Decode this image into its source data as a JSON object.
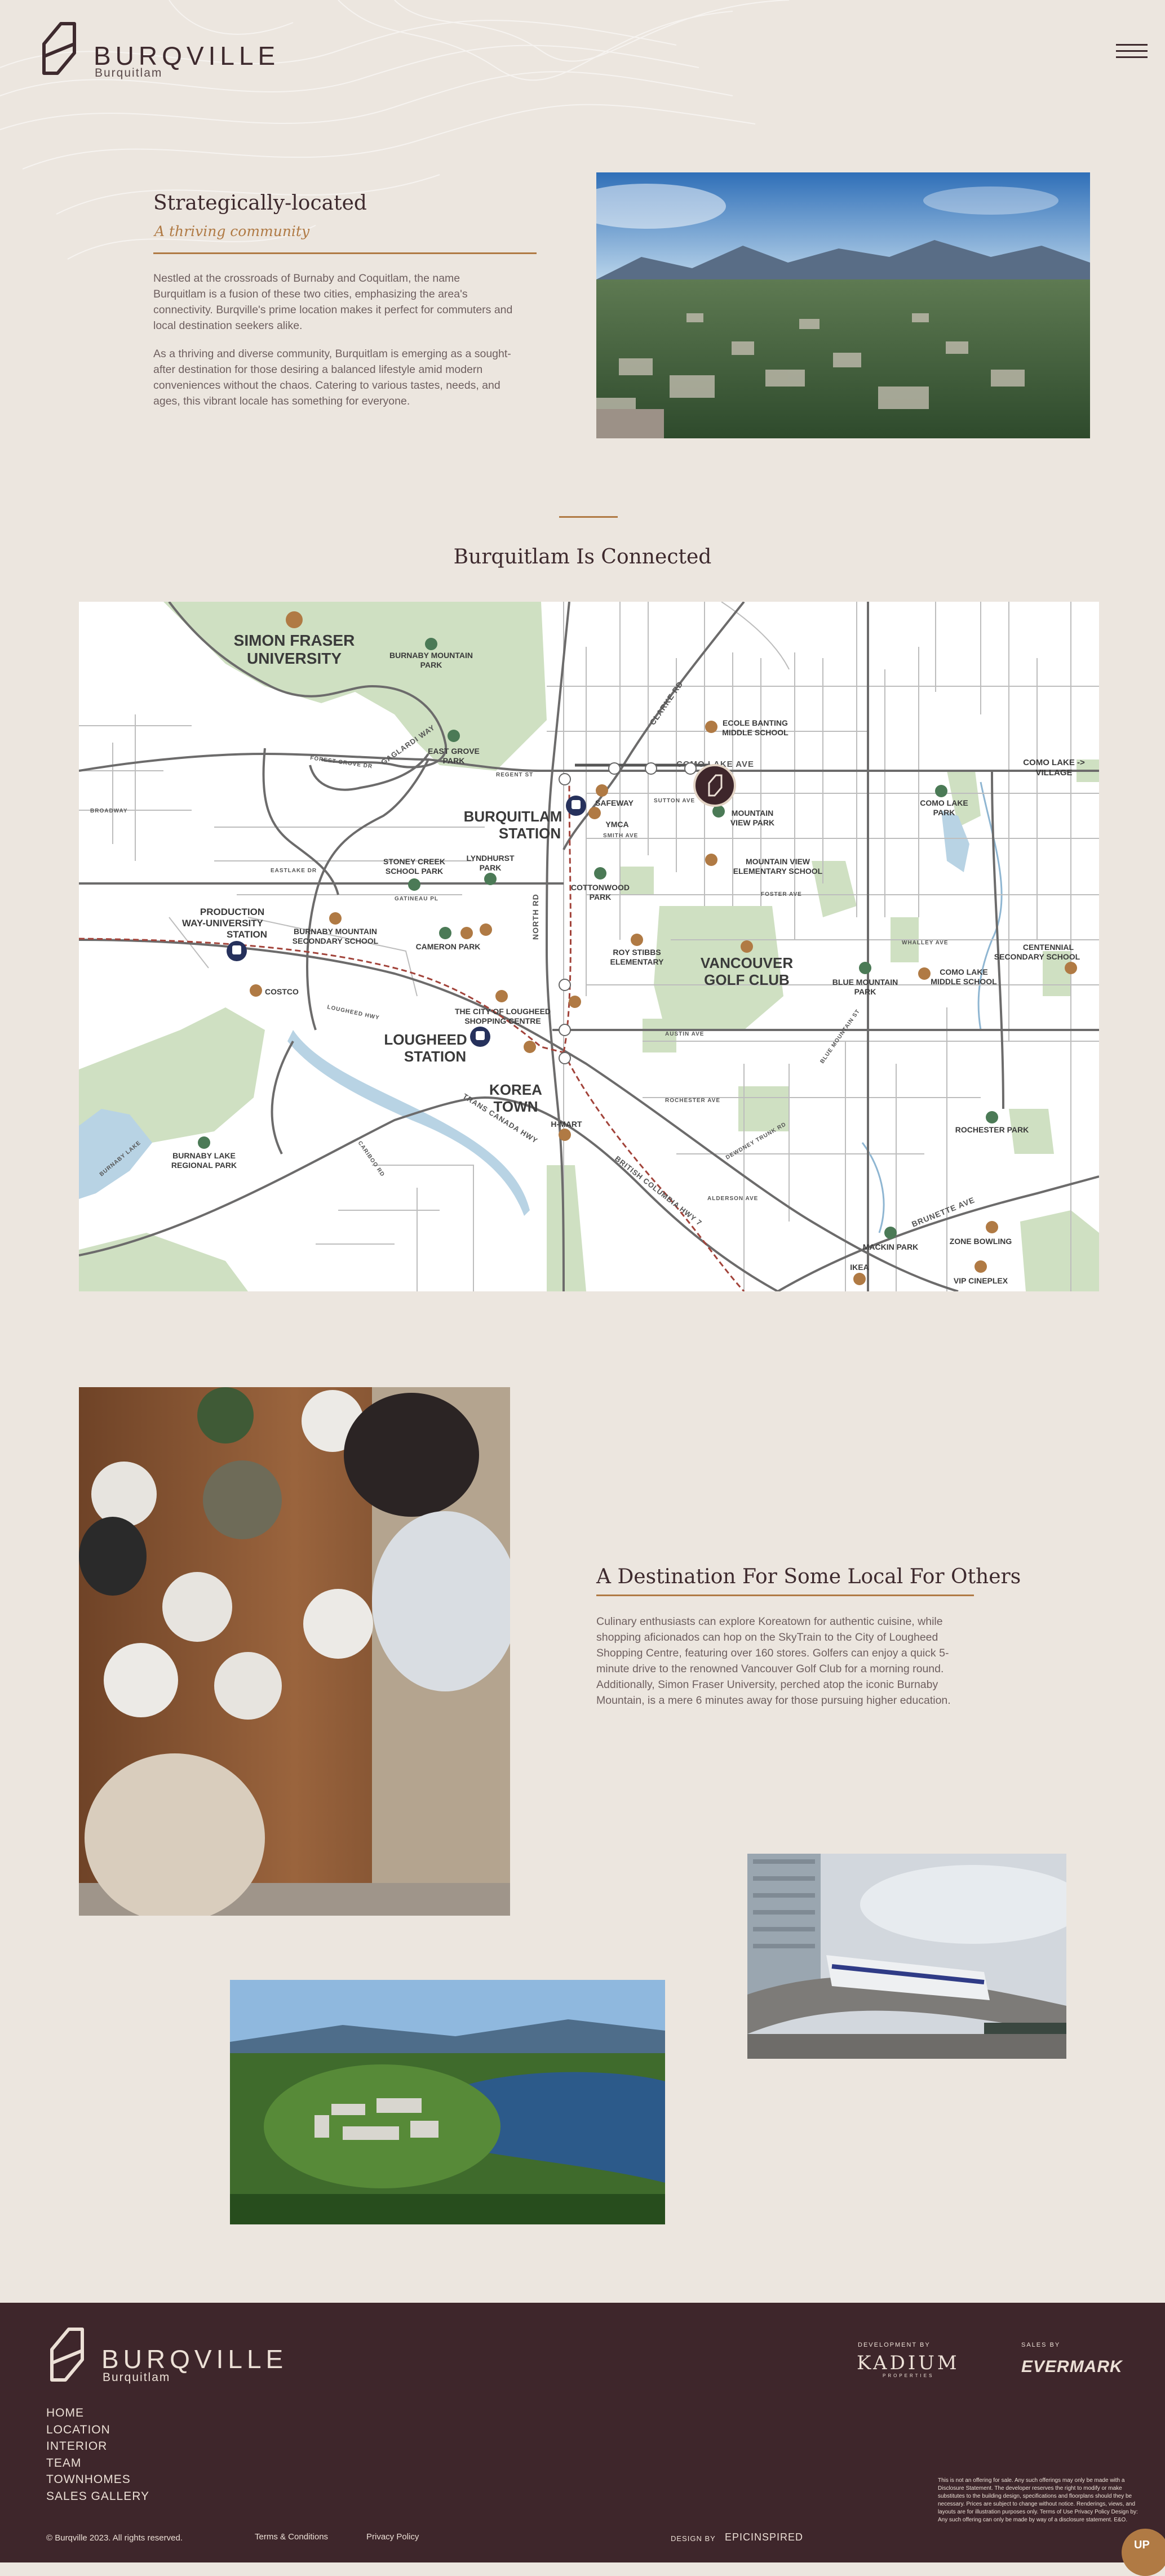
{
  "header": {
    "brand": "BURQVILLE",
    "sub": "Burquitlam",
    "menu_icon": "hamburger-menu-icon"
  },
  "intro": {
    "title": "Strategically-located",
    "subtitle": "A thriving community",
    "p1": "Nestled at the crossroads of Burnaby and Coquitlam, the name Burquitlam is a fusion of these two cities, emphasizing the area's connectivity. Burqville's prime location makes it perfect for commuters and local destination seekers alike.",
    "p2": "As a thriving and diverse community, Burquitlam is emerging as a sought-after destination for those desiring a balanced lifestyle amid modern conveniences without the chaos. Catering to various tastes, needs, and ages, this vibrant locale has something for everyone."
  },
  "connected": {
    "title": "Burquitlam Is Connected"
  },
  "map": {
    "colors": {
      "park": "#cfe0c2",
      "road": "#6c6b6b",
      "water": "#b8d3e4",
      "brown": "#b07a44",
      "navy": "#26315c",
      "green": "#4b7a56"
    },
    "labels": {
      "sfu": [
        "SIMON FRASER",
        "UNIVERSITY"
      ],
      "burnaby_mtn_park": [
        "BURNABY MOUNTAIN",
        "PARK"
      ],
      "ecole": [
        "ECOLE BANTING",
        "MIDDLE SCHOOL"
      ],
      "como_lake_ave": "COMO LAKE AVE",
      "como_lake_village": [
        "COMO LAKE ->",
        "VILLAGE"
      ],
      "east_grove": [
        "EAST GROVE",
        "PARK"
      ],
      "safeway": "SAFEWAY",
      "ymca": "YMCA",
      "mountain_view_park": [
        "MOUNTAIN",
        "VIEW PARK"
      ],
      "como_lake_park": [
        "COMO LAKE",
        "PARK"
      ],
      "burquitlam_station": [
        "BURQUITLAM",
        "STATION"
      ],
      "stoney_creek": [
        "STONEY CREEK",
        "SCHOOL PARK"
      ],
      "lyndhurst": [
        "LYNDHURST",
        "PARK"
      ],
      "mountain_view_elem": [
        "MOUNTAIN VIEW",
        "ELEMENTARY SCHOOL"
      ],
      "cottonwood": [
        "COTTONWOOD",
        "PARK"
      ],
      "production_way": [
        "PRODUCTION",
        "WAY-UNIVERSITY",
        "STATION"
      ],
      "burnaby_mtn_school": [
        "BURNABY MOUNTAIN",
        "SECONDARY SCHOOL"
      ],
      "cameron_park": "CAMERON PARK",
      "roy_stibbs": [
        "ROY STIBBS",
        "ELEMENTARY"
      ],
      "vancouver_golf": [
        "VANCOUVER",
        "GOLF CLUB"
      ],
      "blue_mountain": [
        "BLUE MOUNTAIN",
        "PARK"
      ],
      "como_lake_middle": [
        "COMO LAKE",
        "MIDDLE SCHOOL"
      ],
      "centennial": [
        "CENTENNIAL",
        "SECONDARY SCHOOL"
      ],
      "costco": "COSTCO",
      "lougheed_centre": [
        "THE CITY OF LOUGHEED",
        "SHOPPING CENTRE"
      ],
      "lougheed_station": [
        "LOUGHEED",
        "STATION"
      ],
      "korea_town": [
        "KOREA",
        "TOWN"
      ],
      "h_mart": "H-MART",
      "burnaby_lake": [
        "BURNABY LAKE",
        "REGIONAL PARK"
      ],
      "rochester": "ROCHESTER PARK",
      "mackin": "MACKIN PARK",
      "zone_bowling": "ZONE BOWLING",
      "ikea": "IKEA",
      "vip_cineplex": "VIP CINEPLEX",
      "gaglardi": "GAGLARDI WAY",
      "north_rd": "NORTH RD",
      "clarke_rd": "CLARKE RD",
      "tch": "TRANS CANADA HWY",
      "bc_hwy": "BRITISH COLUMBIA HWY 7",
      "brunette": "BRUNETTE AVE",
      "cariboo": "CARIBOO RD",
      "lougheed_hwy": "LOUGHEED HWY",
      "broadway": "BROADWAY",
      "austin": "AUSTIN AVE",
      "rochester_ave": "ROCHESTER AVE",
      "foster": "FOSTER AVE",
      "whalley": "WHALLEY AVE",
      "eastlake": "EASTLAKE DR",
      "burnaby_lake_label": "BURNABY LAKE",
      "forest_grove": "FOREST GROVE DR",
      "smith": "SMITH AVE",
      "sutton": "SUTTON AVE",
      "regent": "REGENT ST",
      "dewdney": "DEWDNEY TRUNK RD",
      "gatineau": "GATINEAU PL",
      "alderson": "ALDERSON AVE",
      "blue_mtn_st": "BLUE MOUNTAIN ST"
    }
  },
  "destination": {
    "title": "A Destination For Some Local For Others",
    "p": "Culinary enthusiasts can explore Koreatown for authentic cuisine, while shopping aficionados can hop on the SkyTrain to the City of Lougheed Shopping Centre, featuring over 160 stores. Golfers can enjoy a quick 5-minute drive to the renowned Vancouver Golf Club for a morning round. Additionally, Simon Fraser University, perched atop the iconic Burnaby Mountain, is a mere 6 minutes away for those pursuing higher education."
  },
  "footer": {
    "brand": "BURQVILLE",
    "sub": "Burquitlam",
    "nav": [
      "HOME",
      "LOCATION",
      "INTERIOR",
      "TEAM",
      "TOWNHOMES",
      "SALES GALLERY"
    ],
    "copyright": "© Burqville 2023. All rights reserved.",
    "terms": "Terms & Conditions",
    "privacy": "Privacy Policy",
    "dev_label": "DEVELOPMENT BY",
    "kadium": "KADIUM",
    "kadium_sub": "PROPERTIES",
    "sales_label": "SALES BY",
    "evermark": "EVERMARK",
    "disclaimer": "This is not an offering for sale. Any such offerings may only be made with a Disclosure Statement. The developer reserves the right to modify or make substitutes to the building design, specifications and floorplans should they be necessary. Prices are subject to change without notice. Renderings, views, and layouts are for illustration purposes only. Terms of Use Privacy Policy Design by: Any such offering can only be made by way of a disclosure statement. E&O.",
    "design_by": "DESIGN BY",
    "epic": "EPICINSPIRED",
    "up": "UP"
  }
}
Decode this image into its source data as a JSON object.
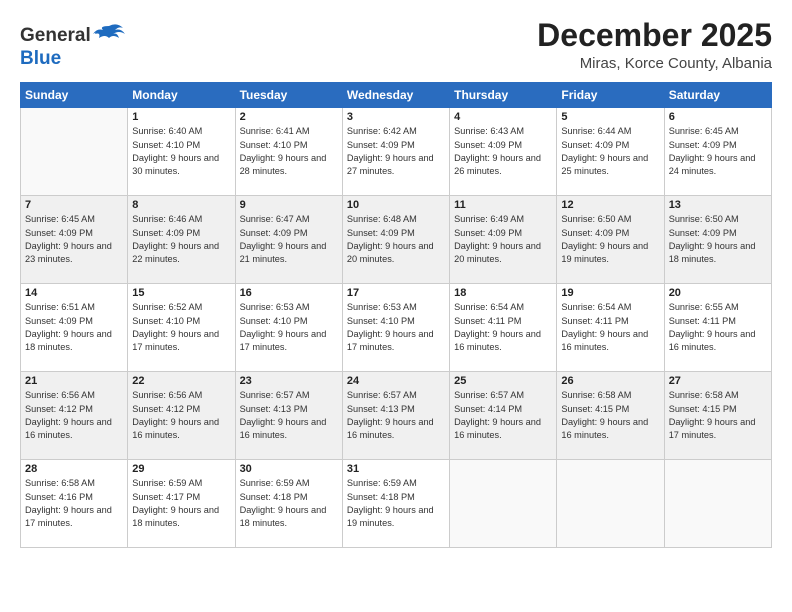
{
  "header": {
    "logo": {
      "line1": "General",
      "line2": "Blue"
    },
    "title": "December 2025",
    "subtitle": "Miras, Korce County, Albania"
  },
  "weekdays": [
    "Sunday",
    "Monday",
    "Tuesday",
    "Wednesday",
    "Thursday",
    "Friday",
    "Saturday"
  ],
  "weeks": [
    [
      {
        "day": "",
        "empty": true
      },
      {
        "day": "1",
        "sunrise": "6:40 AM",
        "sunset": "4:10 PM",
        "daylight": "9 hours and 30 minutes."
      },
      {
        "day": "2",
        "sunrise": "6:41 AM",
        "sunset": "4:10 PM",
        "daylight": "9 hours and 28 minutes."
      },
      {
        "day": "3",
        "sunrise": "6:42 AM",
        "sunset": "4:09 PM",
        "daylight": "9 hours and 27 minutes."
      },
      {
        "day": "4",
        "sunrise": "6:43 AM",
        "sunset": "4:09 PM",
        "daylight": "9 hours and 26 minutes."
      },
      {
        "day": "5",
        "sunrise": "6:44 AM",
        "sunset": "4:09 PM",
        "daylight": "9 hours and 25 minutes."
      },
      {
        "day": "6",
        "sunrise": "6:45 AM",
        "sunset": "4:09 PM",
        "daylight": "9 hours and 24 minutes."
      }
    ],
    [
      {
        "day": "7",
        "sunrise": "6:45 AM",
        "sunset": "4:09 PM",
        "daylight": "9 hours and 23 minutes."
      },
      {
        "day": "8",
        "sunrise": "6:46 AM",
        "sunset": "4:09 PM",
        "daylight": "9 hours and 22 minutes."
      },
      {
        "day": "9",
        "sunrise": "6:47 AM",
        "sunset": "4:09 PM",
        "daylight": "9 hours and 21 minutes."
      },
      {
        "day": "10",
        "sunrise": "6:48 AM",
        "sunset": "4:09 PM",
        "daylight": "9 hours and 20 minutes."
      },
      {
        "day": "11",
        "sunrise": "6:49 AM",
        "sunset": "4:09 PM",
        "daylight": "9 hours and 20 minutes."
      },
      {
        "day": "12",
        "sunrise": "6:50 AM",
        "sunset": "4:09 PM",
        "daylight": "9 hours and 19 minutes."
      },
      {
        "day": "13",
        "sunrise": "6:50 AM",
        "sunset": "4:09 PM",
        "daylight": "9 hours and 18 minutes."
      }
    ],
    [
      {
        "day": "14",
        "sunrise": "6:51 AM",
        "sunset": "4:09 PM",
        "daylight": "9 hours and 18 minutes."
      },
      {
        "day": "15",
        "sunrise": "6:52 AM",
        "sunset": "4:10 PM",
        "daylight": "9 hours and 17 minutes."
      },
      {
        "day": "16",
        "sunrise": "6:53 AM",
        "sunset": "4:10 PM",
        "daylight": "9 hours and 17 minutes."
      },
      {
        "day": "17",
        "sunrise": "6:53 AM",
        "sunset": "4:10 PM",
        "daylight": "9 hours and 17 minutes."
      },
      {
        "day": "18",
        "sunrise": "6:54 AM",
        "sunset": "4:11 PM",
        "daylight": "9 hours and 16 minutes."
      },
      {
        "day": "19",
        "sunrise": "6:54 AM",
        "sunset": "4:11 PM",
        "daylight": "9 hours and 16 minutes."
      },
      {
        "day": "20",
        "sunrise": "6:55 AM",
        "sunset": "4:11 PM",
        "daylight": "9 hours and 16 minutes."
      }
    ],
    [
      {
        "day": "21",
        "sunrise": "6:56 AM",
        "sunset": "4:12 PM",
        "daylight": "9 hours and 16 minutes."
      },
      {
        "day": "22",
        "sunrise": "6:56 AM",
        "sunset": "4:12 PM",
        "daylight": "9 hours and 16 minutes."
      },
      {
        "day": "23",
        "sunrise": "6:57 AM",
        "sunset": "4:13 PM",
        "daylight": "9 hours and 16 minutes."
      },
      {
        "day": "24",
        "sunrise": "6:57 AM",
        "sunset": "4:13 PM",
        "daylight": "9 hours and 16 minutes."
      },
      {
        "day": "25",
        "sunrise": "6:57 AM",
        "sunset": "4:14 PM",
        "daylight": "9 hours and 16 minutes."
      },
      {
        "day": "26",
        "sunrise": "6:58 AM",
        "sunset": "4:15 PM",
        "daylight": "9 hours and 16 minutes."
      },
      {
        "day": "27",
        "sunrise": "6:58 AM",
        "sunset": "4:15 PM",
        "daylight": "9 hours and 17 minutes."
      }
    ],
    [
      {
        "day": "28",
        "sunrise": "6:58 AM",
        "sunset": "4:16 PM",
        "daylight": "9 hours and 17 minutes."
      },
      {
        "day": "29",
        "sunrise": "6:59 AM",
        "sunset": "4:17 PM",
        "daylight": "9 hours and 18 minutes."
      },
      {
        "day": "30",
        "sunrise": "6:59 AM",
        "sunset": "4:18 PM",
        "daylight": "9 hours and 18 minutes."
      },
      {
        "day": "31",
        "sunrise": "6:59 AM",
        "sunset": "4:18 PM",
        "daylight": "9 hours and 19 minutes."
      },
      {
        "day": "",
        "empty": true
      },
      {
        "day": "",
        "empty": true
      },
      {
        "day": "",
        "empty": true
      }
    ]
  ],
  "labels": {
    "sunrise": "Sunrise:",
    "sunset": "Sunset:",
    "daylight": "Daylight:"
  }
}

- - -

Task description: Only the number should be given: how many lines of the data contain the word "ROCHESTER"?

Result of the exercise: 2